Exercise description
Search the data for "Centre". Each line containing it is to be copied.

Record extracts
_____
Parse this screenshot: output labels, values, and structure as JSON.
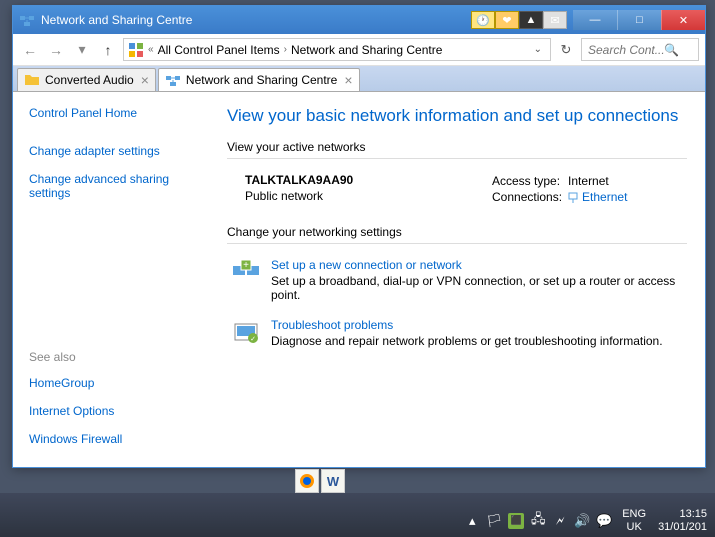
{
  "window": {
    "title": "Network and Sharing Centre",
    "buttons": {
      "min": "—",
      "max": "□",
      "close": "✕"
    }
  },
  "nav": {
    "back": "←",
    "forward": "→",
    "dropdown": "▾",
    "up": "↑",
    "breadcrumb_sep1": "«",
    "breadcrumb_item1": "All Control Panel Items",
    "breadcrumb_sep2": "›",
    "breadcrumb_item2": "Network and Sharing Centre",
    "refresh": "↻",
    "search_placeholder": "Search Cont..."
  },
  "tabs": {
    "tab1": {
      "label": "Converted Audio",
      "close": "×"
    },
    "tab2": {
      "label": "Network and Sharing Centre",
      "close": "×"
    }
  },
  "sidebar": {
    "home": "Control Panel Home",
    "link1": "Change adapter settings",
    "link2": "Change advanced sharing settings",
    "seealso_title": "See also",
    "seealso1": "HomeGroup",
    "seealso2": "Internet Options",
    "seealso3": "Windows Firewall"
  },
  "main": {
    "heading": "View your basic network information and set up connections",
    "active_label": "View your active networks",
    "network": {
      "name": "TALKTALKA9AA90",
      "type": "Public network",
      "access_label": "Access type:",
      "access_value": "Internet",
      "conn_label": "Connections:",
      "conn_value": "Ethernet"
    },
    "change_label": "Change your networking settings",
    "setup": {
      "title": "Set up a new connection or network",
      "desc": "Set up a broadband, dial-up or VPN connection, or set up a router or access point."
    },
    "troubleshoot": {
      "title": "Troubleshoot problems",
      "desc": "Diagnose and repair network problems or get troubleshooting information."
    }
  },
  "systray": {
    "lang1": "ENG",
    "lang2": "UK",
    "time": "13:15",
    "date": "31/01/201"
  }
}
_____
Answer space
    "title": "Network and Sharing Centre",
    "breadcrumb_item2": "Network and Sharing Centre",
      "label": "Network and Sharing Centre",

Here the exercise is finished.